• _WHAT YOU SHOULD DO_:
Filter the entries below, keeping every line that has the word "NVIDIA".

+++ SOURCE MATERIAL +++

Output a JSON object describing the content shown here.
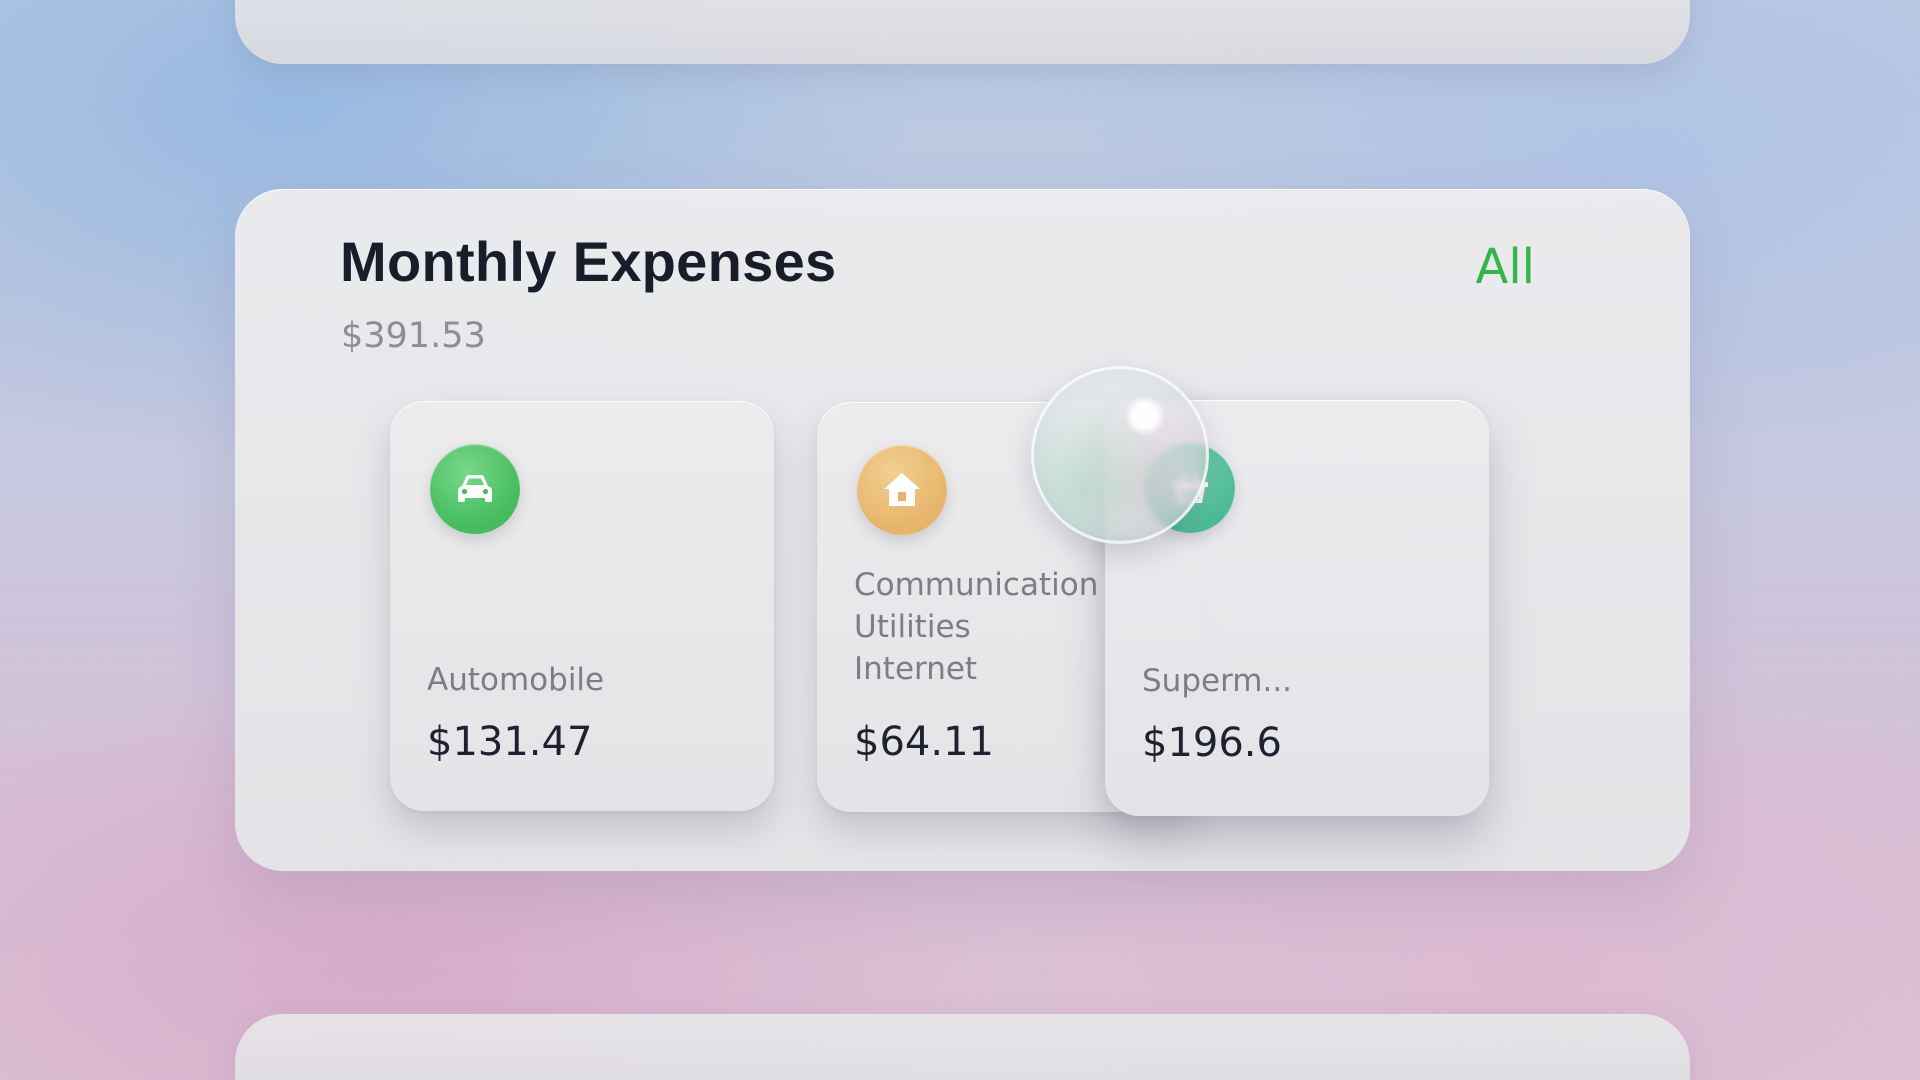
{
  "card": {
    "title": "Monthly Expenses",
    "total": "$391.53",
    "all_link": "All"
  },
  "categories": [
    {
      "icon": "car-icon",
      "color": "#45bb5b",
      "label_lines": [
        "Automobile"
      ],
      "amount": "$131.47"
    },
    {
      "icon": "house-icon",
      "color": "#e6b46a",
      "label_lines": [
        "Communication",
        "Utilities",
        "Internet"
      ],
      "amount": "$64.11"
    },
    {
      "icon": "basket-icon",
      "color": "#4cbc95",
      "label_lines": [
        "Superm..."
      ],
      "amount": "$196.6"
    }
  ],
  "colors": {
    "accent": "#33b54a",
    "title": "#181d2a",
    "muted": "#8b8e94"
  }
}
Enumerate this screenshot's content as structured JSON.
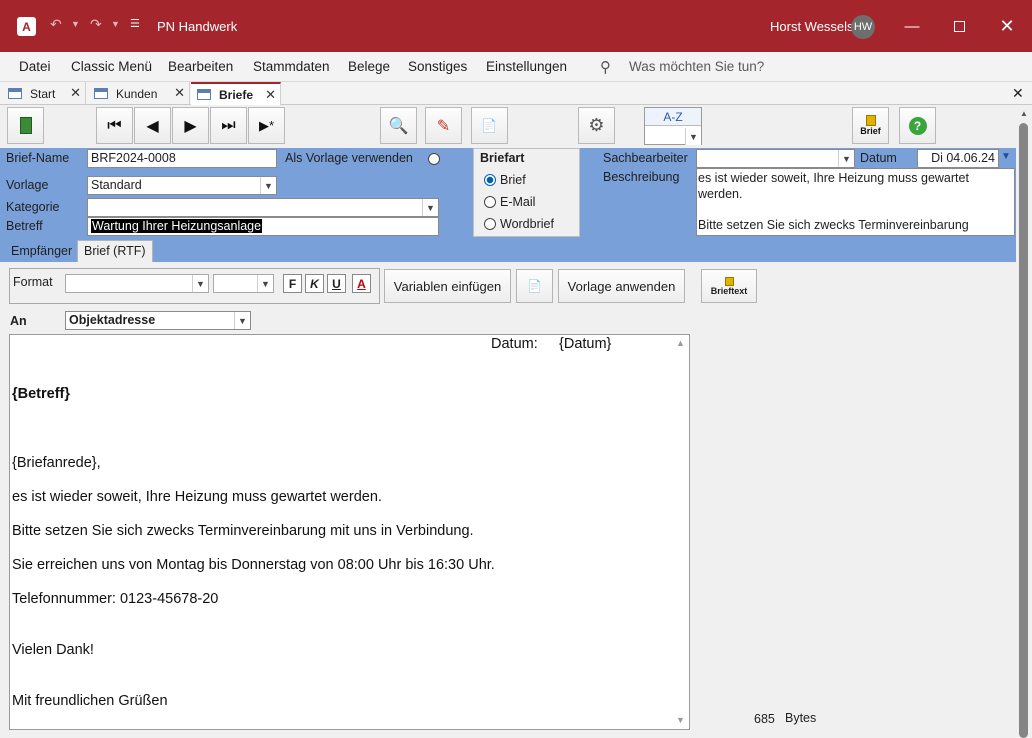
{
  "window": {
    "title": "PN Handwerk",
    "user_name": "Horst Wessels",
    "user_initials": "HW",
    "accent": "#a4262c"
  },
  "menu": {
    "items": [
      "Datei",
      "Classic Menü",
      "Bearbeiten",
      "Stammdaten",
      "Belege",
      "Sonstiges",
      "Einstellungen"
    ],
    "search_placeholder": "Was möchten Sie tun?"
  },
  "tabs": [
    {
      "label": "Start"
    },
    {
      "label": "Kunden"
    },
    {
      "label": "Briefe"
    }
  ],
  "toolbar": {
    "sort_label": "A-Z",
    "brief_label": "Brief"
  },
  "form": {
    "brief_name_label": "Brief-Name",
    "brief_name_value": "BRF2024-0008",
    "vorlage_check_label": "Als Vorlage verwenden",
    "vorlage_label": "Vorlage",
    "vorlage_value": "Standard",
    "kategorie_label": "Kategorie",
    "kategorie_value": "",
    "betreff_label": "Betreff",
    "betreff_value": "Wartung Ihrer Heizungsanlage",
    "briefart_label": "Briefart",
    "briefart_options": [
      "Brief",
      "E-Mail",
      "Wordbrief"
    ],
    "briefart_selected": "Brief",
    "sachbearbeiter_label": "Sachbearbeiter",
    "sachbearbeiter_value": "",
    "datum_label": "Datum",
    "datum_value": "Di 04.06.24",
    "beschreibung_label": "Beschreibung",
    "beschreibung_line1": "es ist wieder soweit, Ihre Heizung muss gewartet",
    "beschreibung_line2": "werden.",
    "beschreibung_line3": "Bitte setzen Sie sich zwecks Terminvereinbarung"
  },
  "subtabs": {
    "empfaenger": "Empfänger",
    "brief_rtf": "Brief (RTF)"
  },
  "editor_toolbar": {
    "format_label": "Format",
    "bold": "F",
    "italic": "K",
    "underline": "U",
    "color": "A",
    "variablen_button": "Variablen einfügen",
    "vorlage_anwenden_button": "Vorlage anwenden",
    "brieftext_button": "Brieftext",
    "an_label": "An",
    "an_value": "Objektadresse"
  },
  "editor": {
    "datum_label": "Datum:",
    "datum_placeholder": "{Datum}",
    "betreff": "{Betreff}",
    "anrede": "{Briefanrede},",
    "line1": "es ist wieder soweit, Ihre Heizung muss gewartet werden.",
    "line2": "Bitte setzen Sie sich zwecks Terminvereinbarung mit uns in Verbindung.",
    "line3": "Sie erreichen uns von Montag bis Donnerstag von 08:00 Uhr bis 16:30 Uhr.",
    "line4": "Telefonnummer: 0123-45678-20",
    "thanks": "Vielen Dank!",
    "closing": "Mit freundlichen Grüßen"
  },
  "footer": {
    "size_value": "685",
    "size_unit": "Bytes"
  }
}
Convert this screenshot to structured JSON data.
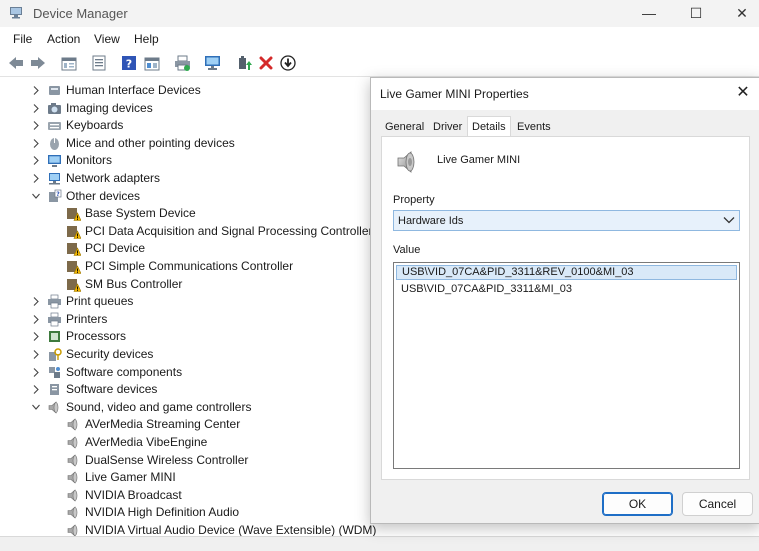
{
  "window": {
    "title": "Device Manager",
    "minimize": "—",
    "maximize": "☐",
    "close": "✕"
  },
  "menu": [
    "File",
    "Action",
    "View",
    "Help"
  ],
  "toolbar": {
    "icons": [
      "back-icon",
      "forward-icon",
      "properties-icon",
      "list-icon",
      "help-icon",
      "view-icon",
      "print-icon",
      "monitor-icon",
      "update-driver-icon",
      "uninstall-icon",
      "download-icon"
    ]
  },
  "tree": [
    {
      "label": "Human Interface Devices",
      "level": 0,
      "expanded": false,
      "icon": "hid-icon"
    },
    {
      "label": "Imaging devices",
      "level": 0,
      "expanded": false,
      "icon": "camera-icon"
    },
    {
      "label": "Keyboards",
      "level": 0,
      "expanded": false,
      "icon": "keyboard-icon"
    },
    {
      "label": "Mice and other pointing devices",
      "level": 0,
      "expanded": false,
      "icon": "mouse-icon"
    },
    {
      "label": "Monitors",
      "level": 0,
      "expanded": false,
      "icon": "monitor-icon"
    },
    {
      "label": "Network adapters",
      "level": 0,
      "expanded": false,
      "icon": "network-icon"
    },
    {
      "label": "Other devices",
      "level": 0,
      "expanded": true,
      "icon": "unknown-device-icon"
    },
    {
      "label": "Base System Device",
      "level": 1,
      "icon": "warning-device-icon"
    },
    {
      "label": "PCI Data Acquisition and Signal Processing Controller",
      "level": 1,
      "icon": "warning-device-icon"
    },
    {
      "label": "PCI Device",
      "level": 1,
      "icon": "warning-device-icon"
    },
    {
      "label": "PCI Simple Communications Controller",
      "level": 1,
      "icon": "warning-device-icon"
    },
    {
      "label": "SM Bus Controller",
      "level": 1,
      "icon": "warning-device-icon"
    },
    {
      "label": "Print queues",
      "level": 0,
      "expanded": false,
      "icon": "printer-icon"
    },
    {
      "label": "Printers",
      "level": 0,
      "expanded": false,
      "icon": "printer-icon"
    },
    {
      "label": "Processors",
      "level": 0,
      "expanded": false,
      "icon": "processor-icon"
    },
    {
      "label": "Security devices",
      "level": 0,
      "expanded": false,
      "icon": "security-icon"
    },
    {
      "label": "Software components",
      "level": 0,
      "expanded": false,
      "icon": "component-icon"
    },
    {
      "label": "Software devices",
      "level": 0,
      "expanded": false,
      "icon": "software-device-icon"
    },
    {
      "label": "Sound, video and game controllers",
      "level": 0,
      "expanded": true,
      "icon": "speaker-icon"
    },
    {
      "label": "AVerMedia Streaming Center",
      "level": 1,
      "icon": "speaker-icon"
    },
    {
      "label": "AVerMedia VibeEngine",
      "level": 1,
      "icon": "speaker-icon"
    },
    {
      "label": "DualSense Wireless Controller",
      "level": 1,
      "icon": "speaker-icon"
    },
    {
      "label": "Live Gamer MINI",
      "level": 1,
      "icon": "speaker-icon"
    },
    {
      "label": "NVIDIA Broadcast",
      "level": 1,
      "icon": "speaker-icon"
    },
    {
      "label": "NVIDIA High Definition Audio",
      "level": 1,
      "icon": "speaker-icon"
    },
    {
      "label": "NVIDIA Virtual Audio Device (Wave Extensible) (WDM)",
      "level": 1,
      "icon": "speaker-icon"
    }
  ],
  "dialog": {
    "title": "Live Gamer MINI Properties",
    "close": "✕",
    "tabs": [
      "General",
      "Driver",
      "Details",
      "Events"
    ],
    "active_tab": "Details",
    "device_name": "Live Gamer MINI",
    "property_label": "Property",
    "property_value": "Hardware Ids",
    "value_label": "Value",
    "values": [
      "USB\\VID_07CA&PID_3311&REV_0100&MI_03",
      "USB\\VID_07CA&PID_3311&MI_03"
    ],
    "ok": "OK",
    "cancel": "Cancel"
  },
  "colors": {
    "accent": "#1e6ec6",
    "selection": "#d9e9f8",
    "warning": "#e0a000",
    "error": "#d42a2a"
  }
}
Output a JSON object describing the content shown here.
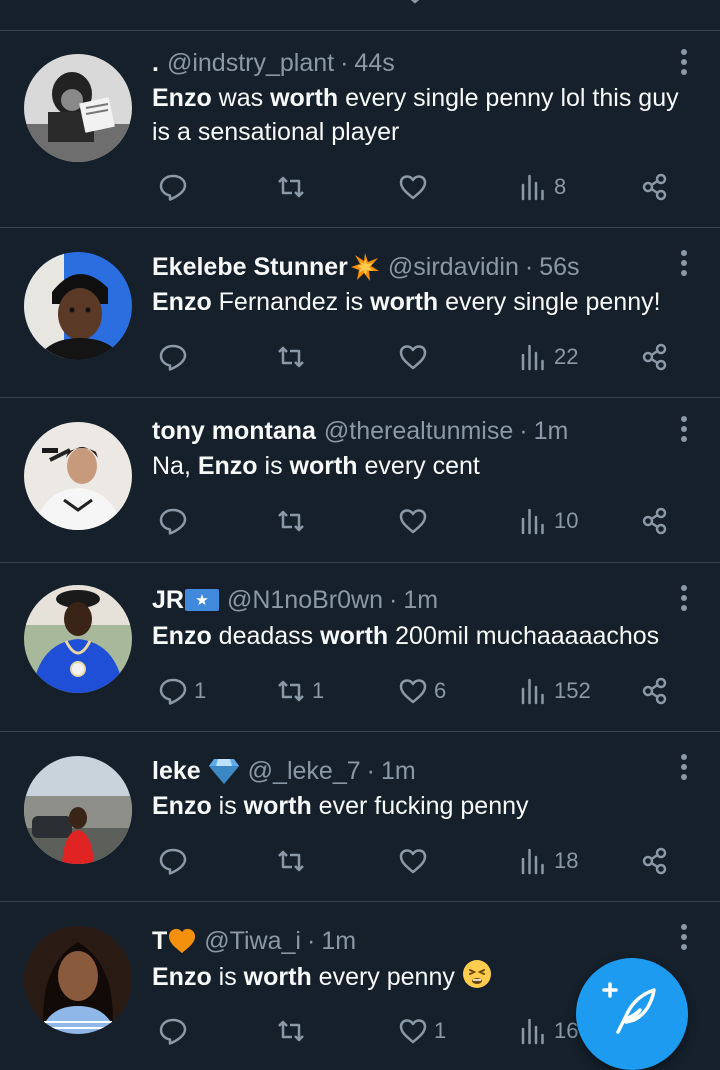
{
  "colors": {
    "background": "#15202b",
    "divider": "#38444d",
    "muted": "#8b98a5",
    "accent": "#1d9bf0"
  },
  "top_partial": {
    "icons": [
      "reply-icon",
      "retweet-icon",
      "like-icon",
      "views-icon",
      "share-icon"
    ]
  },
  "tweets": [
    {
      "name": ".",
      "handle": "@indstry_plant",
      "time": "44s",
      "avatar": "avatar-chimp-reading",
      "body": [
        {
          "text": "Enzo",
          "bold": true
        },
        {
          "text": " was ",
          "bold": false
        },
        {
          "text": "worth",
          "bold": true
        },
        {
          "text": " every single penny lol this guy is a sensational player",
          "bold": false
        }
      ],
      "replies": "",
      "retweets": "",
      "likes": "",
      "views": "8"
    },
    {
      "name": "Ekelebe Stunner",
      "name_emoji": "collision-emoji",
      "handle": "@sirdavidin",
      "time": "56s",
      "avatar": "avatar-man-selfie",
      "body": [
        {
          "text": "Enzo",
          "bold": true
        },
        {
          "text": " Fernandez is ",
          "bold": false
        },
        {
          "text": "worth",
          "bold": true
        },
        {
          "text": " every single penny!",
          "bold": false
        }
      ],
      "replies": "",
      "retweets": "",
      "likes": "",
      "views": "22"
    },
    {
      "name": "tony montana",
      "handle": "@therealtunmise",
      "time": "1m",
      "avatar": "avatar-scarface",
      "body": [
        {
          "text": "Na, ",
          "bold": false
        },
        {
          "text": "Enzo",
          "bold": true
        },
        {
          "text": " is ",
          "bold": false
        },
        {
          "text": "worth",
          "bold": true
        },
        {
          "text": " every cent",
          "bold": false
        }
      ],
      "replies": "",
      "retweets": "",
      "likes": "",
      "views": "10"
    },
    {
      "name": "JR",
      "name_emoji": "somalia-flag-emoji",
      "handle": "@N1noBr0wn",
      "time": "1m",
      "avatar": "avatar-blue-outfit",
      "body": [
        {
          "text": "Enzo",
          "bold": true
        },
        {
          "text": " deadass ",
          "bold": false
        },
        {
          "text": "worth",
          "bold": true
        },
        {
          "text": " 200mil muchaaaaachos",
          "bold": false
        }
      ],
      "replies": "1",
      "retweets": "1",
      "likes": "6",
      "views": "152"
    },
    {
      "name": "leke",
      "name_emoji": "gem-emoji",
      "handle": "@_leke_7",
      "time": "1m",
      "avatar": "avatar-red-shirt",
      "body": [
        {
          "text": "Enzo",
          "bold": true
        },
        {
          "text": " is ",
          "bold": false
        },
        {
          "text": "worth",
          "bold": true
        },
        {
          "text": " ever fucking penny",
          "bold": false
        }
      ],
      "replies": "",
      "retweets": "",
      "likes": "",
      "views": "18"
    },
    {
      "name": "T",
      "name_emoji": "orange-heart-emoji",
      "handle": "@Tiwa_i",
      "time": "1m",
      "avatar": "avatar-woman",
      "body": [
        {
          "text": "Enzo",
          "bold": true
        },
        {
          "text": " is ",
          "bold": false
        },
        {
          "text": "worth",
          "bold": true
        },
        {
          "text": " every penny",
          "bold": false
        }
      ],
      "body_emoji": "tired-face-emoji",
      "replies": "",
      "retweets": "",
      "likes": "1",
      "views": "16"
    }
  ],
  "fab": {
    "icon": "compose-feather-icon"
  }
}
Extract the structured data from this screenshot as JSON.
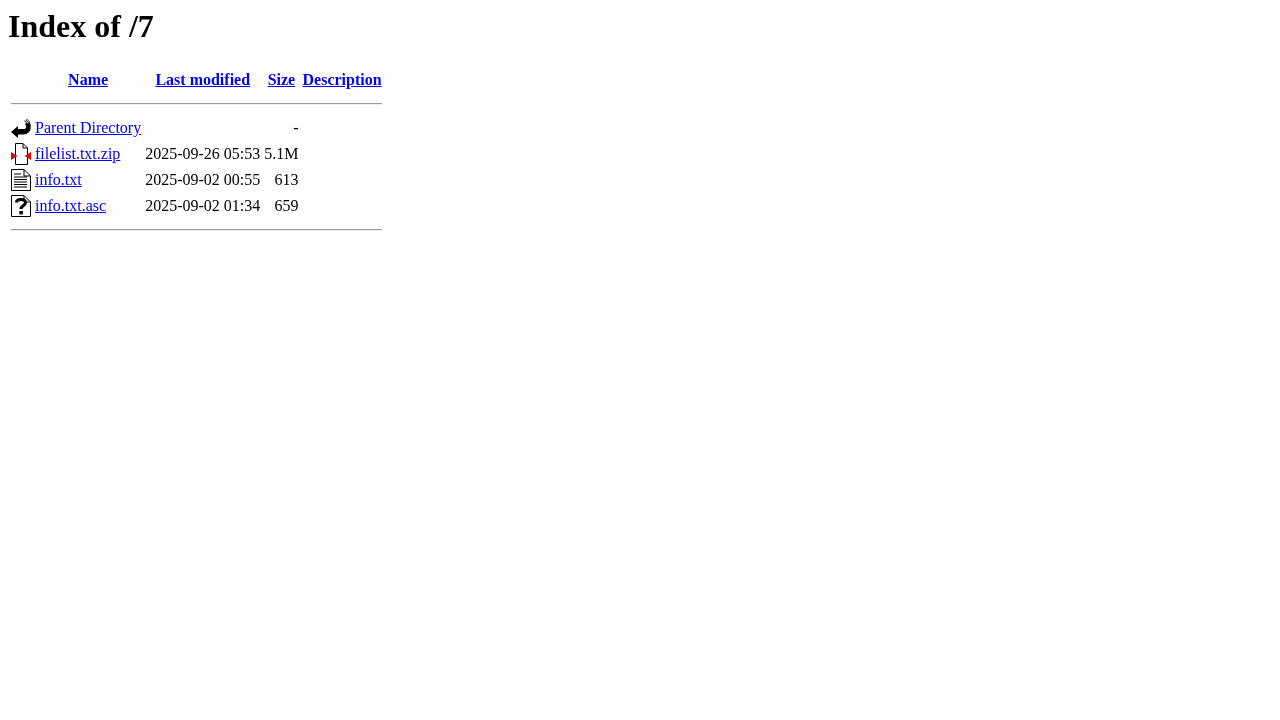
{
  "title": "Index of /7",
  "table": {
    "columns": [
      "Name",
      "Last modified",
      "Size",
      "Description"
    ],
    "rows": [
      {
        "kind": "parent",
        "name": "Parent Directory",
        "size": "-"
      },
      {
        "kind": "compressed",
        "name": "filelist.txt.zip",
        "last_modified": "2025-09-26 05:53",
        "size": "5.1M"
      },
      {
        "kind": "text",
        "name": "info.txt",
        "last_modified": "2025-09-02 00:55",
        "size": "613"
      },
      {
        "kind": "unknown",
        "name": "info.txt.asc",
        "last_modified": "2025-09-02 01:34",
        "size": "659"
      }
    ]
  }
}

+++

• _RESPONSE TO THE TASK_:
      "label": "NVIDIA Broadcast",
      "label": "NVIDIA High Definition Audio",
      "label": "NVIDIA Virtual Audio Device (Wave Extensible) (WDM)",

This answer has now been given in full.